I got this problem from Rustan Leino, who got it from Sophia Drossopoulou.
I solved it and wrote up my solution.
100 coins are to be distributed among some number of persons, referred to by the labels A, B, C, D, .... The distribution works as follows. The person with the alphabetically highest label (for example, among 5 people, E) is called the chief. The chief gets to propose a distribution of the coins among the persons (for example, chief E may propose that everyone get 20 coins, or they may propose that they get 100 coins and the others get 0 coins). Everyone (including the chief) gets to vote yes/no on the proposed distribution. If the majority vote is yes, then that's the final distribution. If there's a tie (which there could be if the number of persons is even), then the chief gets to break the tie. If the majority vote is no, then the chief gets 0 coins and has to leave the game, the person with the alphabetically next-highest name becomes the new chief, and the process to distribute the 100 coins is repeated among the persons that remain. Suppose there are 5 persons and that every person wants to maximize the number of coins that are distributed to them. Then, what distribution should chief E propose?

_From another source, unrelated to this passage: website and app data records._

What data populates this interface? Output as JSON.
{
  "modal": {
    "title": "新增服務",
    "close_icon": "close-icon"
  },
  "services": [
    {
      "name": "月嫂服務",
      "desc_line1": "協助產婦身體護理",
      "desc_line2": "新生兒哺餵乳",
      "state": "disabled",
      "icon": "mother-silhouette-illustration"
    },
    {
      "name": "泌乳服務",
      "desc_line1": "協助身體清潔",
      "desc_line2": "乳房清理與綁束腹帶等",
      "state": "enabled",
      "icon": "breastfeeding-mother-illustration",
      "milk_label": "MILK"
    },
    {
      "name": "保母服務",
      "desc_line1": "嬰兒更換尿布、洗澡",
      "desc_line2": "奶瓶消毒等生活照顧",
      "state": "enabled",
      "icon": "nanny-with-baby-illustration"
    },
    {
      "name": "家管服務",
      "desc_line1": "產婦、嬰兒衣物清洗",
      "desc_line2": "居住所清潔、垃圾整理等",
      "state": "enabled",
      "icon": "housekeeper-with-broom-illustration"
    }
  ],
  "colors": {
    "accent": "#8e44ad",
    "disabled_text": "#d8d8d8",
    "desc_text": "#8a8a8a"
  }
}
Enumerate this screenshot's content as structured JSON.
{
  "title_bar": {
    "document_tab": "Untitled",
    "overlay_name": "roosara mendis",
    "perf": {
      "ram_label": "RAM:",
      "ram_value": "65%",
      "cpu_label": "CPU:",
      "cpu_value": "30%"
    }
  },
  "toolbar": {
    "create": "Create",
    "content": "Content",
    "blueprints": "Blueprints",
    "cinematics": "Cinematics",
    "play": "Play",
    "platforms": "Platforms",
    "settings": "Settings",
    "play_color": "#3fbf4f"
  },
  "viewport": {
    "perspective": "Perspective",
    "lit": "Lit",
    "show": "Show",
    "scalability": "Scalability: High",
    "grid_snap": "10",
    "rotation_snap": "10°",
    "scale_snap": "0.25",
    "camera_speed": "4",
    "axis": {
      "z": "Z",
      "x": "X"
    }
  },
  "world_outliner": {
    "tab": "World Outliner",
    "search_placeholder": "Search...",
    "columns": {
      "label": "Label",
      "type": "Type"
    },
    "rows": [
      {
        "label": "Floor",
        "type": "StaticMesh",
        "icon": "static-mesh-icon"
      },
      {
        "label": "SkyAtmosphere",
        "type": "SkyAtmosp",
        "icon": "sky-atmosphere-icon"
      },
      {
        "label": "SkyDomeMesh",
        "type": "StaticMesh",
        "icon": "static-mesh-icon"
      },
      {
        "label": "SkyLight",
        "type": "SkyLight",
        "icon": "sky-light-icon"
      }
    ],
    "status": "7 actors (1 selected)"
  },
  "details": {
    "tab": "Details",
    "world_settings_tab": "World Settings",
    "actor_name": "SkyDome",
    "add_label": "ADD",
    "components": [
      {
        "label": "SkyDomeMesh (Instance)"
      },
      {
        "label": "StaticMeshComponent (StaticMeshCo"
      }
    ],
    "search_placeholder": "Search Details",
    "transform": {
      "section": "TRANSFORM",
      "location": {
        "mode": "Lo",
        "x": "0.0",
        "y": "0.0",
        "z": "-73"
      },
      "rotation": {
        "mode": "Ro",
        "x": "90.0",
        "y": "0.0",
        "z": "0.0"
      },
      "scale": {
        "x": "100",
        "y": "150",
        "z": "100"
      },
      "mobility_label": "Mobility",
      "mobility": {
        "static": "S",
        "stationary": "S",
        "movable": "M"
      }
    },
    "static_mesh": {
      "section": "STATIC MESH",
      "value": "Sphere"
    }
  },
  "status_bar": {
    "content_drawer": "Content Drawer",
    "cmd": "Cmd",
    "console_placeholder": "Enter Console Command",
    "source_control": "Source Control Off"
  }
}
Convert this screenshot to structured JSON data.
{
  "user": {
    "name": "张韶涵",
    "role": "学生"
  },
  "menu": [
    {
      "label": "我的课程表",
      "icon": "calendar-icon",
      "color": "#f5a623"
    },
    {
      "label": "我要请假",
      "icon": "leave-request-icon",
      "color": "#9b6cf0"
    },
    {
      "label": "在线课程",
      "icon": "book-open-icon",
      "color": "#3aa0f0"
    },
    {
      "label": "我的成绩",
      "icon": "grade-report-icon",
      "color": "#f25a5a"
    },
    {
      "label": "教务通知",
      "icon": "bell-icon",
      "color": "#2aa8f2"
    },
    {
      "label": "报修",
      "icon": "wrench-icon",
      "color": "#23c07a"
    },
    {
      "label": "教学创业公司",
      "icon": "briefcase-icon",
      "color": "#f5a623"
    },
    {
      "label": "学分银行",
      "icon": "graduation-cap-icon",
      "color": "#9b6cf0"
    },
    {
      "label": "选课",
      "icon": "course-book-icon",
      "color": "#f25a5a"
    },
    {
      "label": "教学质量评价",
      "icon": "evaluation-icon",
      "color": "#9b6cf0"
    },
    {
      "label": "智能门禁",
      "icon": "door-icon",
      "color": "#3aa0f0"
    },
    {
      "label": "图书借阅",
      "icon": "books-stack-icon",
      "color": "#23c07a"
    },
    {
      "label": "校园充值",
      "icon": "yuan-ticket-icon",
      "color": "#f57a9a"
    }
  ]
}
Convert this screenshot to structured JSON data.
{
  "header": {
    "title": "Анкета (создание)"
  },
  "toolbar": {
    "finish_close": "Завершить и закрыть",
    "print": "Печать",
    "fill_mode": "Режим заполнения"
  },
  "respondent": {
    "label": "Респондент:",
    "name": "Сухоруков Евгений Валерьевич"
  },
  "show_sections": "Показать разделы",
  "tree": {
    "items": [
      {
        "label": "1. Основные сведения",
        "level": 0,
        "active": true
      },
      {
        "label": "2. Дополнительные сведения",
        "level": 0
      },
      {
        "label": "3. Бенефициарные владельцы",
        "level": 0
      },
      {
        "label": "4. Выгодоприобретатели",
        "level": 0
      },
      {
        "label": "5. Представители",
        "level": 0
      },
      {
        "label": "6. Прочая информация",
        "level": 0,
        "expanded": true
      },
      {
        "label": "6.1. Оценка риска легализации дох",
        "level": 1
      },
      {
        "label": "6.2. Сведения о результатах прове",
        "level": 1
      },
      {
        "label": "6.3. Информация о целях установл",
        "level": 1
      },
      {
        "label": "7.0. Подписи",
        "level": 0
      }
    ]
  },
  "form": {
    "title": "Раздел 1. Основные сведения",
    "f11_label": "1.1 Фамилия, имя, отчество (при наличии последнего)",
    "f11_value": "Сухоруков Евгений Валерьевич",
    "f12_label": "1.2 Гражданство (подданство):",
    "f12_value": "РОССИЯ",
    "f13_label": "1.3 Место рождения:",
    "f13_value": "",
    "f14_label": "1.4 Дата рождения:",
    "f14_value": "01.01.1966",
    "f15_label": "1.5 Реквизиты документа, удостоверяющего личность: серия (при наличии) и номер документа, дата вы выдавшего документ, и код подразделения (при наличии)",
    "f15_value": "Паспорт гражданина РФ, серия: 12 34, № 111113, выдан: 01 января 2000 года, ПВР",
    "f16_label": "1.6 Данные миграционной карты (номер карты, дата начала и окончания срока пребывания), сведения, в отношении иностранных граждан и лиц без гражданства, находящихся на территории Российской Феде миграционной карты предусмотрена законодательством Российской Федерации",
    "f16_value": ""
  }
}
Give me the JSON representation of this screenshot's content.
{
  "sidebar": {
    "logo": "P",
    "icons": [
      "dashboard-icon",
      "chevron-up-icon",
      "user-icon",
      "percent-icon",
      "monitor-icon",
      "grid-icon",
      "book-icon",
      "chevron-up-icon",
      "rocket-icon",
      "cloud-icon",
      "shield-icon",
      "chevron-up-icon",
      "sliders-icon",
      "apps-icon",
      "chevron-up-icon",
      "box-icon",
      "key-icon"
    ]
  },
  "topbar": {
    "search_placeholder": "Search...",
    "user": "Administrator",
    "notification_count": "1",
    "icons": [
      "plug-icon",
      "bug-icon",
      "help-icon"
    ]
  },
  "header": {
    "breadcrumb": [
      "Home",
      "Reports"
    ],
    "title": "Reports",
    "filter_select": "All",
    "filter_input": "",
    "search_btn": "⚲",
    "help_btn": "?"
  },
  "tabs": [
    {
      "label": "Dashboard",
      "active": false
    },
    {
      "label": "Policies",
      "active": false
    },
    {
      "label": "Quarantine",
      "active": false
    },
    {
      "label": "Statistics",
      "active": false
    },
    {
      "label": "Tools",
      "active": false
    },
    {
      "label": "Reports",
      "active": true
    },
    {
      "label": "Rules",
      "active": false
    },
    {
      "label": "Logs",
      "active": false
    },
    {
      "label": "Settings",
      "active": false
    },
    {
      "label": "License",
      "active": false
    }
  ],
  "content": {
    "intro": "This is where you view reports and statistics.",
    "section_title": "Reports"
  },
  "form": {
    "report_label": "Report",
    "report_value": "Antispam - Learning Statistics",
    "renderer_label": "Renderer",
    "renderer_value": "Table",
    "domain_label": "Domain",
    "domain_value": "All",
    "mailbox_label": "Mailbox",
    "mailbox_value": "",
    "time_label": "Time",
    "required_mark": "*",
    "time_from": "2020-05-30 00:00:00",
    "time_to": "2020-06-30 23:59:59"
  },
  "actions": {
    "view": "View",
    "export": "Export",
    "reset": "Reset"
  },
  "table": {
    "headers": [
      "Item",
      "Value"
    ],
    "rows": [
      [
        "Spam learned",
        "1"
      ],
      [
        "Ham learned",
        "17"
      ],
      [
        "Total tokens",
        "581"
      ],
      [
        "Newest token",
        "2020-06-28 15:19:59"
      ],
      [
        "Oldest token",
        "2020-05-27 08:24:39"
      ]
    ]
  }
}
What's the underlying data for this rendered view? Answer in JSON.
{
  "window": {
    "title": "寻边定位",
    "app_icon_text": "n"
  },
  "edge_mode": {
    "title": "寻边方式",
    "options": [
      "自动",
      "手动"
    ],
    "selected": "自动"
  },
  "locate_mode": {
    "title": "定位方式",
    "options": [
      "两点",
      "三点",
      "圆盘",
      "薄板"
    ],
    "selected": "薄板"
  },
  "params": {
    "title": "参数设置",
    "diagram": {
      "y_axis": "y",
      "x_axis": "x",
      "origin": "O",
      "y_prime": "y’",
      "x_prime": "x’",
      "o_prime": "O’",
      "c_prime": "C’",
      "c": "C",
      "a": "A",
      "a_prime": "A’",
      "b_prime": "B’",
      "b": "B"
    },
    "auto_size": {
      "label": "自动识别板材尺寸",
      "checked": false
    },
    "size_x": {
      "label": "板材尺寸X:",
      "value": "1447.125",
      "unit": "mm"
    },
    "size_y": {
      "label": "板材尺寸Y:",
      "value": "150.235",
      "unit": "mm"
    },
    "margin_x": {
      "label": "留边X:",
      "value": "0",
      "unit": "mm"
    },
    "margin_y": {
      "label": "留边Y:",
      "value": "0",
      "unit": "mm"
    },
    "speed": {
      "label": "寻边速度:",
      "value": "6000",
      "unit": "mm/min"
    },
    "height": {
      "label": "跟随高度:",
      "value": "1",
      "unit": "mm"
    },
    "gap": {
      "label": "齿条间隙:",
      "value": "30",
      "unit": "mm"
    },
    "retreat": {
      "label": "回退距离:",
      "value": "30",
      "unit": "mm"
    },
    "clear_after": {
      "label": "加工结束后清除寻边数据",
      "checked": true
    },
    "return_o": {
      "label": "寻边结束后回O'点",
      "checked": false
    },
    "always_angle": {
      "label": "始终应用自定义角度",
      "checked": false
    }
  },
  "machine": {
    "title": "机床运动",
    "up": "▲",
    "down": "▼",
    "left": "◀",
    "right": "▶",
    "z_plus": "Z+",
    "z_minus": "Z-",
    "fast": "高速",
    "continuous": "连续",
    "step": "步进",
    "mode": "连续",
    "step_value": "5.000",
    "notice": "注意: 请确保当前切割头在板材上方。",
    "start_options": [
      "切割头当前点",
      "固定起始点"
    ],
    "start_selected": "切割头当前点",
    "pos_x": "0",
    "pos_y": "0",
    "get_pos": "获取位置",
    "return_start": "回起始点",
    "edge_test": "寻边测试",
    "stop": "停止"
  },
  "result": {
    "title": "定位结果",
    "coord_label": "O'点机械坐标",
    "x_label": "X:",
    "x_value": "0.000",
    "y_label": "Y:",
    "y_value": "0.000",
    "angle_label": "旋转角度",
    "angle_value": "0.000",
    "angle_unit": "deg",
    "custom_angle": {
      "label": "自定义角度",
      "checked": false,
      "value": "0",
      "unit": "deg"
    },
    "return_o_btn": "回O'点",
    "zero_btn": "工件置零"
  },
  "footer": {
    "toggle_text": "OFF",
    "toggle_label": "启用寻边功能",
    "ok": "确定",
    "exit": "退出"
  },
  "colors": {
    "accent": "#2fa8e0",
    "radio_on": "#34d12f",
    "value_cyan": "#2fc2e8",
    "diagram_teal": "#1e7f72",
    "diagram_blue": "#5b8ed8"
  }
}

Chief E should propose the distribution $\langle A:1, B:0, C:1, D:0, E:98 \rangle.$ This sounds greedy, but it will work for the following reason.
First, let's determine what will happen if we get down to two players left: A and B. In this case, B should propose $\langle A:0, B:100 \rangle$ because B can vote for it and make it pass unilaterally.
We can now figure out what will happen if we get down to three players left: A, B, and C. In this case, C should propose $\langle A:1, B:0, C:99 \rangle.$ A will vote for this because A knows that if this vote fails the previous paragraph's scenario will occur and A will get nothing. Since A and C vote for it, it succeeds.
We can now figure out what will happen if we get down to four players left: A, B, C, and D. In this case, D should propose $\langle A:0, B:1, C:0, D:99 \rangle.$ B will vote for this because B knows that if this vote fails the previous paragraph's scenario will occur and B will get nothing. Since B and chief D vote for it, it succeeds.
Now, finally, we can see why E should propose $\langle A:1, B:0, C:1, D:0, E:98 \rangle.$ E can count on the votes of A and C because if this vote fails they both get nothing. With the votes of A, C, and E, the vote will pass. It's good to be the chief!